--- START ---
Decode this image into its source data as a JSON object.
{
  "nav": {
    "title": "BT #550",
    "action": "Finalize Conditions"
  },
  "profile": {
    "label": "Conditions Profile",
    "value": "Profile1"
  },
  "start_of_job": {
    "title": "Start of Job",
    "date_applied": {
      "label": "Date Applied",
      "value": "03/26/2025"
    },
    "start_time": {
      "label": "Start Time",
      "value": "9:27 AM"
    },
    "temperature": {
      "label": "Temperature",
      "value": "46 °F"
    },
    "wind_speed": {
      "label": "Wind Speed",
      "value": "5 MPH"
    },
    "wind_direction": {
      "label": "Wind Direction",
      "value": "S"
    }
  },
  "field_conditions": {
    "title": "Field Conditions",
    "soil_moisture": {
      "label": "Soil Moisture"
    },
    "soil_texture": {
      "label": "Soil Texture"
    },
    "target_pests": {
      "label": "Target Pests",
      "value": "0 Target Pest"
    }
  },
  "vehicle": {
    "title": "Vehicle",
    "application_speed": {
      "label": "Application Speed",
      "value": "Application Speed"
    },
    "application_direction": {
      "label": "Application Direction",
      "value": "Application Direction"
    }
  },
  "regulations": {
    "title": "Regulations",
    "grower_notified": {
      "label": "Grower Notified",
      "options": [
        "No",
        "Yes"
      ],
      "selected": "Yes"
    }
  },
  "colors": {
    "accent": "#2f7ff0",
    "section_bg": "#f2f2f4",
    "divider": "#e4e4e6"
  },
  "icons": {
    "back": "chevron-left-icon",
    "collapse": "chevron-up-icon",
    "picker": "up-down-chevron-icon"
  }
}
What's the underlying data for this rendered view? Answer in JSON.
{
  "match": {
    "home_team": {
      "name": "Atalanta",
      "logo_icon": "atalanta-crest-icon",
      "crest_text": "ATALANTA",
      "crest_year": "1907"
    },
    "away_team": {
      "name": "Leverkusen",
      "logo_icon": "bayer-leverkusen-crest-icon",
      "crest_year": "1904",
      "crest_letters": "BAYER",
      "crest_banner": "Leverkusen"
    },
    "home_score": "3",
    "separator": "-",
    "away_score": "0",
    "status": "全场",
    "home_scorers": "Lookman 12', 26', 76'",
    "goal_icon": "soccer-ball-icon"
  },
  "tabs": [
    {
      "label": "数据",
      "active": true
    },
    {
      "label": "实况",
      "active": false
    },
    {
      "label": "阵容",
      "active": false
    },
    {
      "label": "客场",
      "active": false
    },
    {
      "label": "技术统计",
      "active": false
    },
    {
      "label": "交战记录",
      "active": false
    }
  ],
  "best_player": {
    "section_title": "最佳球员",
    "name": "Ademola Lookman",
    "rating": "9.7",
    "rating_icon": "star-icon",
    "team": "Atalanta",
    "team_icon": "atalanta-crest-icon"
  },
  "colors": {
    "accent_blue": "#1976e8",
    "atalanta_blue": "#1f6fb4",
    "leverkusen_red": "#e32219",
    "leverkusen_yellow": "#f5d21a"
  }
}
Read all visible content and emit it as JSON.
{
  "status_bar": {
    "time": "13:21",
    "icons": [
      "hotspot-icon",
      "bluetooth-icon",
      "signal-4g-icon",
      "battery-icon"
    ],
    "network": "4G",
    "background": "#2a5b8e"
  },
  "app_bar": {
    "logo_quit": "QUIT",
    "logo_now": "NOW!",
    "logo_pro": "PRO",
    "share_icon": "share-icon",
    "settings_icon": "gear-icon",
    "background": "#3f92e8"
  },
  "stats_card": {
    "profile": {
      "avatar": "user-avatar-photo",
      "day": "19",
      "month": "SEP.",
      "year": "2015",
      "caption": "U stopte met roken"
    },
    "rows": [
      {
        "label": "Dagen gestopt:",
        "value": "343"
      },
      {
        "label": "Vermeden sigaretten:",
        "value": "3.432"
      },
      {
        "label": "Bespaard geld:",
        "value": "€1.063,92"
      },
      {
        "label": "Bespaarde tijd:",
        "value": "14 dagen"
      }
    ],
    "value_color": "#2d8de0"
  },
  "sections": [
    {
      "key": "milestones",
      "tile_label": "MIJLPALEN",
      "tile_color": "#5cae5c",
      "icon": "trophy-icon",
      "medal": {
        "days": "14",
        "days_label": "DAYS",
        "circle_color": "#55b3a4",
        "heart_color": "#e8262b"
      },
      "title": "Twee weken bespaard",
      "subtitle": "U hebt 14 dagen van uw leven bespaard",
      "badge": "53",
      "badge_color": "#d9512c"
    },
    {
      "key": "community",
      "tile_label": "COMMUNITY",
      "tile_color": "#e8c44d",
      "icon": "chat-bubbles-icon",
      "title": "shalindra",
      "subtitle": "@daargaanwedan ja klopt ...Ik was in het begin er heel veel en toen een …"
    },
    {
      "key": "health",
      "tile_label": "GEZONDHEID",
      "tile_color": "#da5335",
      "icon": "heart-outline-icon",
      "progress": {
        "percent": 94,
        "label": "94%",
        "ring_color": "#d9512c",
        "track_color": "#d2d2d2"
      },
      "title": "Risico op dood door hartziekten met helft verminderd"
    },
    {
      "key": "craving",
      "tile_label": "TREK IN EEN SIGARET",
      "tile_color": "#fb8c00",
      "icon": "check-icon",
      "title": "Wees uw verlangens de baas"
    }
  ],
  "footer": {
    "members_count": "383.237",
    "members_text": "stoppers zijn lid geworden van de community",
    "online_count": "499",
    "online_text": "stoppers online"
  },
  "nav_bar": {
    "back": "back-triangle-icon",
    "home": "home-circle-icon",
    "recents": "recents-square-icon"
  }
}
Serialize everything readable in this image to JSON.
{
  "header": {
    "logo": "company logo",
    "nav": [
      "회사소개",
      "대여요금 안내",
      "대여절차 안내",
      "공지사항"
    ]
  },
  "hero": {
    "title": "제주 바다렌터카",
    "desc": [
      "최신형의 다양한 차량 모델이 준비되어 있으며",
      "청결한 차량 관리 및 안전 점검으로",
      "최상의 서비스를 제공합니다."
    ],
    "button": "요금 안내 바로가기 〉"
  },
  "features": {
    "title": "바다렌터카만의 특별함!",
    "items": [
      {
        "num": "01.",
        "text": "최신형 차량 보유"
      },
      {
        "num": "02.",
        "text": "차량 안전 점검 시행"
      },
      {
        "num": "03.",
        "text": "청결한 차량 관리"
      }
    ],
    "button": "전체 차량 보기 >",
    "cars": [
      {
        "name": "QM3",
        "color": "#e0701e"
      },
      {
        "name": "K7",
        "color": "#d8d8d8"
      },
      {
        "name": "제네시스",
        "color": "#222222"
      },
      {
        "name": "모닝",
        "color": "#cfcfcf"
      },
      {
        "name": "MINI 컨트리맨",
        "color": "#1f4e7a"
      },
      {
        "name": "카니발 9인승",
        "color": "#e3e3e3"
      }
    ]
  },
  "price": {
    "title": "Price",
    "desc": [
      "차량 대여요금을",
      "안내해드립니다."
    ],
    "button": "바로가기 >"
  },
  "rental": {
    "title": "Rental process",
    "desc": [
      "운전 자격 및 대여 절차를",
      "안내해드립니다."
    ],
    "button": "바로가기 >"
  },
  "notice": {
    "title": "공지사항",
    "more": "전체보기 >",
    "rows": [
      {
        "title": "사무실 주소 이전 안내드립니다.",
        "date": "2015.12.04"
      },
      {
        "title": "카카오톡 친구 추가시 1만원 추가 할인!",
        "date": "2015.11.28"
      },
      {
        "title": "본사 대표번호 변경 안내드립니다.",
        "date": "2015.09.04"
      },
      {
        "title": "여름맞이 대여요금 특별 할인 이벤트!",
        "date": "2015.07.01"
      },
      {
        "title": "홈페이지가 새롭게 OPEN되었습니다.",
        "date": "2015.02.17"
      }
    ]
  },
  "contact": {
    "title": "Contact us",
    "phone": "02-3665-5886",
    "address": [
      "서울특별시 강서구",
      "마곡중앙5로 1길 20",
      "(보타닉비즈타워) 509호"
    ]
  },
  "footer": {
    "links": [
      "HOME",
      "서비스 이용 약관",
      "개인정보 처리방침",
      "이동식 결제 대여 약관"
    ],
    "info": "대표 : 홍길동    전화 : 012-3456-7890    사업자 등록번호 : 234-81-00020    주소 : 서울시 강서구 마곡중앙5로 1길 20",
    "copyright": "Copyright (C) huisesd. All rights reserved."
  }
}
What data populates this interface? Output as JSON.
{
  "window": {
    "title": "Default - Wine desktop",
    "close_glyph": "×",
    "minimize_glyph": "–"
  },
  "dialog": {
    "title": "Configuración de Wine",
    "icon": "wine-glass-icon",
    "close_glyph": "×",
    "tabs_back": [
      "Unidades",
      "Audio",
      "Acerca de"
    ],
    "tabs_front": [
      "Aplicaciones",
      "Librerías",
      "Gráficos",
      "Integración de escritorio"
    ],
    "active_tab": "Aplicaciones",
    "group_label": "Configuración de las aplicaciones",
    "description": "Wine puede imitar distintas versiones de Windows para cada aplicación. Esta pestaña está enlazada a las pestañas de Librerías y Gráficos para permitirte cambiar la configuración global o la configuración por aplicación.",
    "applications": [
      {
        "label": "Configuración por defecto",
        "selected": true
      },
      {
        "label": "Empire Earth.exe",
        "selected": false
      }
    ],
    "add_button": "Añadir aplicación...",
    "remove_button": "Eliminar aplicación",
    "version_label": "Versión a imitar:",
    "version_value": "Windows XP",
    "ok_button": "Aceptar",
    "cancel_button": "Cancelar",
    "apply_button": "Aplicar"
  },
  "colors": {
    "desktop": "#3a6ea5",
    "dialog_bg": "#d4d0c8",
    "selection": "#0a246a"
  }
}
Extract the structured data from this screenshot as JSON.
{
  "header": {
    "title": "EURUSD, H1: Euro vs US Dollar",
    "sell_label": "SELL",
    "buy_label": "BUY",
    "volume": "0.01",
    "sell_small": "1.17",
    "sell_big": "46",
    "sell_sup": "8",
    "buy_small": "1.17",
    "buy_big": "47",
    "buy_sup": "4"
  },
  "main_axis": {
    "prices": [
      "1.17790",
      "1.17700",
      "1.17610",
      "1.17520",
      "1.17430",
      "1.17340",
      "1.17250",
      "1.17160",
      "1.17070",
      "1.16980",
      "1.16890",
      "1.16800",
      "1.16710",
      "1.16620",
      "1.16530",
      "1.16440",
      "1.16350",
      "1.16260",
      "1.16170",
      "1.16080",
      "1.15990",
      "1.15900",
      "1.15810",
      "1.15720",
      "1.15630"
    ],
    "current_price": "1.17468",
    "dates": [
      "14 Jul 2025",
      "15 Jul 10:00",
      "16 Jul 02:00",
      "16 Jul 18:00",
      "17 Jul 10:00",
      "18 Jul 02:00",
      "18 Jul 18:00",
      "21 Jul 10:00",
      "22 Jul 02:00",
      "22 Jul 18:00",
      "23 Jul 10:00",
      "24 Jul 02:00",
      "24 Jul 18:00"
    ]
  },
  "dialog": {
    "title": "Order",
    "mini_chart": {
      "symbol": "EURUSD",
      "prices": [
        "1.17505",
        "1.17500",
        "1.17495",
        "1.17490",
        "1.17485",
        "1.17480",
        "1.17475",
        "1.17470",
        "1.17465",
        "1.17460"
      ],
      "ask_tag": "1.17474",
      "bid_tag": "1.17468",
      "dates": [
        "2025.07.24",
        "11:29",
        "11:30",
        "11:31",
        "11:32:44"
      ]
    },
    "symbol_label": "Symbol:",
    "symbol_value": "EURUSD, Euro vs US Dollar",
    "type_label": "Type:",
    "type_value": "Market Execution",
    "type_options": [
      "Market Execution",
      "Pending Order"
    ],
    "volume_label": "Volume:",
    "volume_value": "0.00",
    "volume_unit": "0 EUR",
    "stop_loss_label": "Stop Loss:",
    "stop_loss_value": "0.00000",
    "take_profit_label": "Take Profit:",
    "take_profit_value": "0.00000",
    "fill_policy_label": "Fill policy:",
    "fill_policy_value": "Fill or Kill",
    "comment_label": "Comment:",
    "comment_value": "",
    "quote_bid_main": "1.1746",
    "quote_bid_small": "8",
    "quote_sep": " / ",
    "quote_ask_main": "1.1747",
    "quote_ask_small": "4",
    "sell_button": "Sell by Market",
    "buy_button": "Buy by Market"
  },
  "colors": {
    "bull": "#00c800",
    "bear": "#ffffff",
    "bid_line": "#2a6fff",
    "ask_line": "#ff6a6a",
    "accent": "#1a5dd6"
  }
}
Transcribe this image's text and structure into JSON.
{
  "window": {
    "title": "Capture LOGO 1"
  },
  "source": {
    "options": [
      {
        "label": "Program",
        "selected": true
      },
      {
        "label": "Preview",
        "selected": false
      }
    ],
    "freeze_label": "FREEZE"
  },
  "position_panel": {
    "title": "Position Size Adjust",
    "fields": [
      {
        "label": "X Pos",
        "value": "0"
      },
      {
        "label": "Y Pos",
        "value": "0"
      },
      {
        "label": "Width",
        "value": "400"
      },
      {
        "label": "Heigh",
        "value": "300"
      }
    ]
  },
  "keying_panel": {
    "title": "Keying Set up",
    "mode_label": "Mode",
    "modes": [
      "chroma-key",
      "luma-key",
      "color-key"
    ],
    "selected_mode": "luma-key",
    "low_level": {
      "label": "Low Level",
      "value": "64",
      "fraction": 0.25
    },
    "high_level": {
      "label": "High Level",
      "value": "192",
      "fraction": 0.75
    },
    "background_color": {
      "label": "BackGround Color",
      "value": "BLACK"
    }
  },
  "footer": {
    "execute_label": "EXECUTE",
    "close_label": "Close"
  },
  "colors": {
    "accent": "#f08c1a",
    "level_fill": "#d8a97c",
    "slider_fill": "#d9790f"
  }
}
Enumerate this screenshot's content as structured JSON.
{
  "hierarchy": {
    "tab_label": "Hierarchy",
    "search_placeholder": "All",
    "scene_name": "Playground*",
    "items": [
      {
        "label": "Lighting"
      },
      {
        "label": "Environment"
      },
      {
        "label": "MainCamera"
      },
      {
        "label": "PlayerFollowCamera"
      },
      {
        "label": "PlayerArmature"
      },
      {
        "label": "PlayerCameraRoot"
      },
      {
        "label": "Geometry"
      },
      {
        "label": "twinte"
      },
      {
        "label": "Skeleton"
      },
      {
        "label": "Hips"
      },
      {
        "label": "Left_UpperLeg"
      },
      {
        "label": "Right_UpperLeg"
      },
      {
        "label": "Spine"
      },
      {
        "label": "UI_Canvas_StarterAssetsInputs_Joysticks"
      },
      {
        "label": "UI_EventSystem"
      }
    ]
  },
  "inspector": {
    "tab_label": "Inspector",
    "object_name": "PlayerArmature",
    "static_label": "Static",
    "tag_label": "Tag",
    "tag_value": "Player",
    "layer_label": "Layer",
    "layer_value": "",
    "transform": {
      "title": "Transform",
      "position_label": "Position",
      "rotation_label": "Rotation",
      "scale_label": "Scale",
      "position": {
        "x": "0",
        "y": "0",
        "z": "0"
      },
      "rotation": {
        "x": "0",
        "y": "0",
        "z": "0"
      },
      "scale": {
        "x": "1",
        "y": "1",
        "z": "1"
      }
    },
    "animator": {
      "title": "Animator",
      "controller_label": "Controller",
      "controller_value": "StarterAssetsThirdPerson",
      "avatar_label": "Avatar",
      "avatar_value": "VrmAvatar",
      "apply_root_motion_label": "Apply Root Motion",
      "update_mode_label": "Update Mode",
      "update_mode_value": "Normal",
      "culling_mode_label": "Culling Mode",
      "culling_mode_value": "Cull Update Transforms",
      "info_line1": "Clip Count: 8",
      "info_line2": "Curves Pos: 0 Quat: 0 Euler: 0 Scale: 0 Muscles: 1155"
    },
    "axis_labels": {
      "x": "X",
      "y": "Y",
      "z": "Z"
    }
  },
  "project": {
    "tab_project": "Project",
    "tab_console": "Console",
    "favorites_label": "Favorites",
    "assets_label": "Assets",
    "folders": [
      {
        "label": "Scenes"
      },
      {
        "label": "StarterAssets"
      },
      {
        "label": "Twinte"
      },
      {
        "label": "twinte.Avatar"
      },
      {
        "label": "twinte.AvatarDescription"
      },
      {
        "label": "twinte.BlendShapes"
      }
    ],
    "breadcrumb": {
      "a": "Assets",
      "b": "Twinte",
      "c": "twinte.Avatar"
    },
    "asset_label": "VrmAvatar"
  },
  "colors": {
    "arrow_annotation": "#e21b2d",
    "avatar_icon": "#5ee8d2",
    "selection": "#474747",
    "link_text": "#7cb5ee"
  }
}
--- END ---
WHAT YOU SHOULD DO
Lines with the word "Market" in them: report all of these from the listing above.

ANSWER BOX
    "type_value": "Market Execution",
      "Market Execution",
    "sell_button": "Sell by Market",
    "buy_button": "Buy by Market"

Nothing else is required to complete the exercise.